LAPLACE – A new partnership with Volunteers of America Southeast Louisiana presents students at East St. John High School with new possibilities for the future.
Last week, 15 students selected to participate in the Summer College Tour boarded a bus and toured three northern Louisiana universities. Volunteers of America covered all expenses for the two-day educational trip, which was intended to provide young people with much-needed exposure to higher education opportunities.
The traveling students ranged from sophomores to recent graduates. According to East St. John’s vice-principal, J. Vincent Brown, the students were chosen based on a variety of criteria.
“We’ve had students who perform above grade level expectations, students who haven’t yet decided on their interests after high school, and students who are interested in college but didn’t know what colleges have to offer,” Brown said.
Keisha Smith, an East St. John business professor and trip organizer/coach, said visiting the college opened up a world of possibilities for students who don’t often venture outside the area.
“Students aren’t really exposed to other colleges except for the ones here, like LSU, Southeastern, Nicholls, Southern.

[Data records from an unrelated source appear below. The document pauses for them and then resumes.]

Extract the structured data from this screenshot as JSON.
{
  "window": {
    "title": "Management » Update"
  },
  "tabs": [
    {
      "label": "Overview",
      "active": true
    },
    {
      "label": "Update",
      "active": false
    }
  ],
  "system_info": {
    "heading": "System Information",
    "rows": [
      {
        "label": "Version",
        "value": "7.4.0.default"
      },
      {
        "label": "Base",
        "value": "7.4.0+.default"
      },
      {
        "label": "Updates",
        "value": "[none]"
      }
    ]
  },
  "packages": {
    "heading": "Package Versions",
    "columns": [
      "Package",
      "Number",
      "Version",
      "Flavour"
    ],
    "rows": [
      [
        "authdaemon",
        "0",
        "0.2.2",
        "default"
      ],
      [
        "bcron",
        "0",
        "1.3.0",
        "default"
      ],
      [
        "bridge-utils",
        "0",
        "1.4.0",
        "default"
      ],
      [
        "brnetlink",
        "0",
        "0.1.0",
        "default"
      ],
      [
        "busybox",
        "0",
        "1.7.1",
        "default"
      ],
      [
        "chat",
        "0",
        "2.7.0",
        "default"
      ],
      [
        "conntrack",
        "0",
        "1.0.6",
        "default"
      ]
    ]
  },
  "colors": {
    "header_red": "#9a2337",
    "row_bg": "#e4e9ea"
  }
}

We wanted to bring them up north to show them that there are other schools they can go to in Louisiana, not that far from home, and that they still have great opportunities,” Smith said.
The Summer College Tour kicked off Wednesday, July 20 with visits to Grambling State University and LA Tech. After a night in a hotel, the students had an early breakfast before boarding the bus to Northwestern State University. Later that evening, they returned home to St. John’s Parish, filled with inspiration and goals for the future.
According to Smith, students were especially intrigued by the aviation and engineering programs featured on the Louisiana Tech tour.
Rising junior Jahkira Fontenberry was excited to explore academic opportunities at universities in northern Louisiana. As an aspiring healthcare worker, she wanted to learn more about Grambling State University’s stellar nursing program.
“I was excited to go because I’m about to graduate not this year, but next year. I thought this would be a good resource to start looking into colleges now, before my 11th grade,” she said.
The partnership with Volunteers of America also includes a mentorship program that will continue through the school year. According to Brown, the intent is to help students find pathways to college while using skills and coping mechanisms to address issues affecting teenage lives.
John Sillars, vice president of resources and marketing for Volunteers of America Southeast Louisiana, said the program provides students with guidance on making good, healthy decisions throughout their high school years. Students are encouraged to seize opportunities as they arise.
The program is offered in East St. John in addition to other schools in the Volunteers of America Southeast Louisiana 16-ward service area.
Sillars views the two-day summer college tour as a wonderful opportunity for students to reflect on how they would like to spend their post-high school years.
“The college trip was a great opportunity to share with students who may not have had the chance to visit these schools,” he said.
Brown looks forward to the continuation of the program.
“As we continue to try to strengthen our academics in East St. John and expose students in the parish to college and some of the other choices that are out there, it is very important that we continue to give them opportunities for this exhibition” he said. “We are indebted to Melissa Haley and the Volunteers of America for choosing us to participate in this program. This is the first time that an undertaking like this has been carried out. »
Smith said a second college tour was planned, possibly for September. While the last tour focused on northern Louisiana, the next trip will expand beyond state lines.
“We’re going to try to go to Mississippi and show them other schools like Belhaven, Jackson State, Alcorn that aren’t that far away,” Smith said. “It gives them the opportunity to see that they can get out of state and still be close to home.”